American International Group
is reportedly ready to pay more than $1 billion to settle civil charges that it used accounting tricks to inflate its earnings over a five-year period.
Negotiations with state authorities in New York and the
Securities and Exchange Commission
are in their final stages, the
Wall Street Journal
reported, with the SEC looking for a payout closer to $1.5 billion. The settlement talks do not include former AIG chieftain Maurice Greenberg, who was ousted last year.
Such a settlement would be one of the largest ever paid by a company to settle allegations of wrongdoing. It would terminate lawsuits filed by the New York attorney general and New York State Insurance Department and would also include the SEC, which hasn't filed a lawsuit.
AIG's accounting has been the subject of multiple probes for about a year. While several aspects of the insurer's bookkeeping have garnered scrutiny, most of the attention has focused on its accounting for certain reinsurance policies that can be structured like corporate loans with no legitimate element of risk transfer.
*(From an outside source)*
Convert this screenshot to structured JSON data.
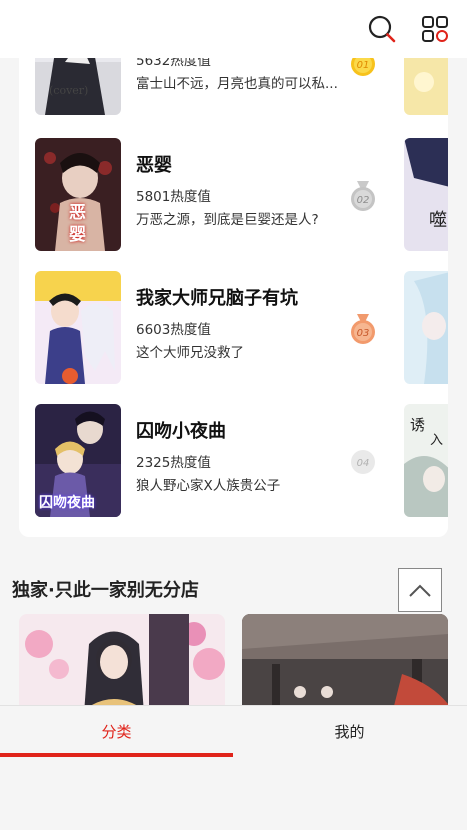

Last May, AIG restated five years of financial results to shave off about 10% of its previously recorded earnings. The accounting shenanigans occurred under Greenberg's watch, and though the 87-year-old former CEO has denied all wrongdoing he remains a focus of separate state and federal inquiries.
AIG is now run by Martin Sullivan.